Examine Rate Charges: Understand the rate structure for your utility services (e.g., electricity, water, gas) and verify that you’re being charged the correct rates according to your usage category (residential, commercial, industrial).
Look for Duplicate Charges: Scan your bill for duplicate line items or charges for the same service. Duplicate charges can inflate your bill unnecessarily.
Verify Late Fees: If you’re being charged late fees, double-check to see if they’re legitimate. Ensure that payments were made on time and that any fees assessed are accurate.
Monitor Balances and Invoices: Keep track of any overpaid balances or invoices sent to the wrong address.
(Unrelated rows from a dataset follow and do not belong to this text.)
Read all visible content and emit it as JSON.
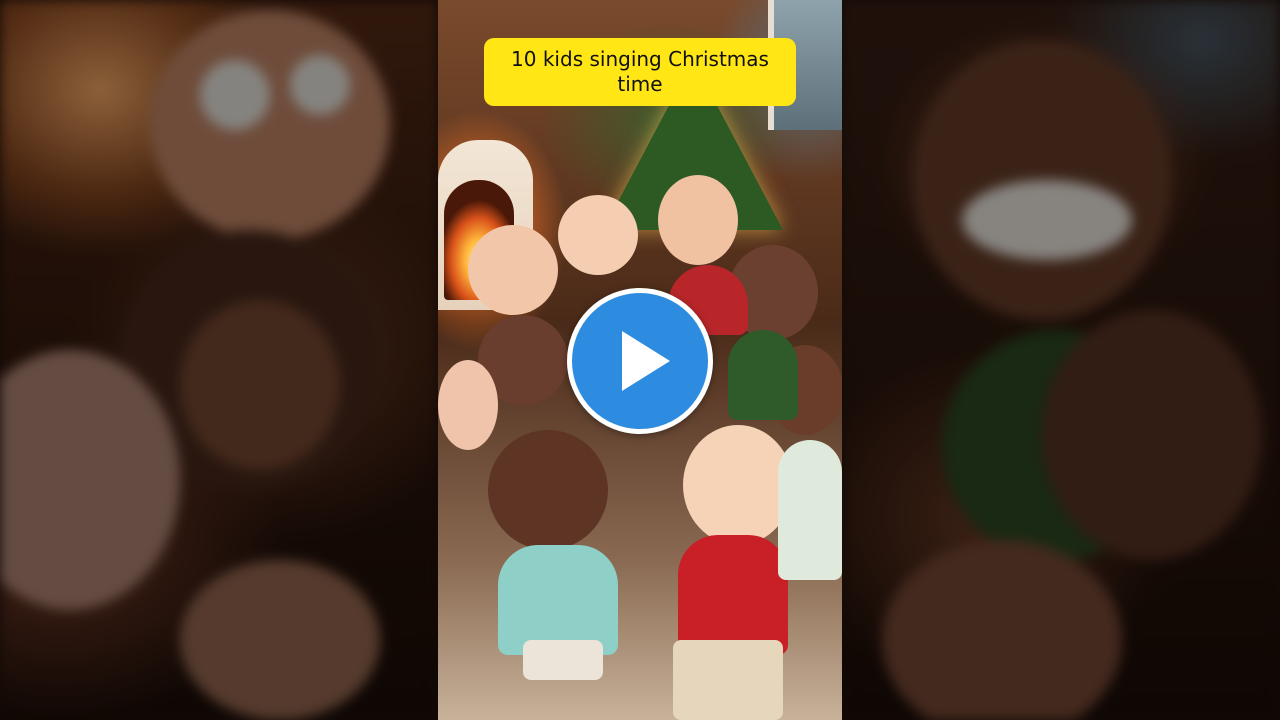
{
  "video": {
    "title_overlay": "10 kids singing Christmas time",
    "play_button_icon": "play-icon",
    "accent_color": "#2e8ce0",
    "badge_color": "#ffe614"
  }
}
These errors can lead to incorrect billing amounts.
Seek Explanation: If you notice any anomalies or discrepancies, contact your utility provider for clarification. They can investigate the issue and rectify any errors.
By following these steps, you can effectively identify anomalies in your utility bills and take action to address them promptly.
C.Managing Utility Expenses on a Budget
Utility bills fluctuate monthly due to factors such as geographic location, seasonal shifts, and changes in energy consumption. To budget effectively, gather your utility bills from the past year and track the monthly payments. Total the bills for each month and divide by 12 to calculate the average expenditure.
Monthly v/s annual budgeting
Allocate 10-15% of your monthly income for added security. If you pay bills annually, earmark one month’s earnings to cover utility expenses. For instance, if your monthly income is $3000, designate $300-450 monthly or $3000 annually for utility bills.
Don’t overlook seasonal variations when budgeting for utility bills. Changes in seasons can lead to spikes in appliance usage, so anticipate higher bills during seasonal shifts.
Tips for reducing utility costs
-Use energy-efficient appliances.
-Properly insulate your home.
-Seal air leaks.
-Install a smart thermostat.
-Switch to LED lighting.
-Unplug electronics when not in use.
-Consider a home energy audit.
-Install solar panels.
-Adopt energy-saving habits.
In conclusion, mastering the skills of reading, interpreting, and managing utility expenses is essential for maintaining financial stability and efficiency. By understanding the nuances of utility bills, analyzing usage patterns, and implementing cost-saving measures, individuals can effectively budget for and mitigate the impact of fluctuating utility costs.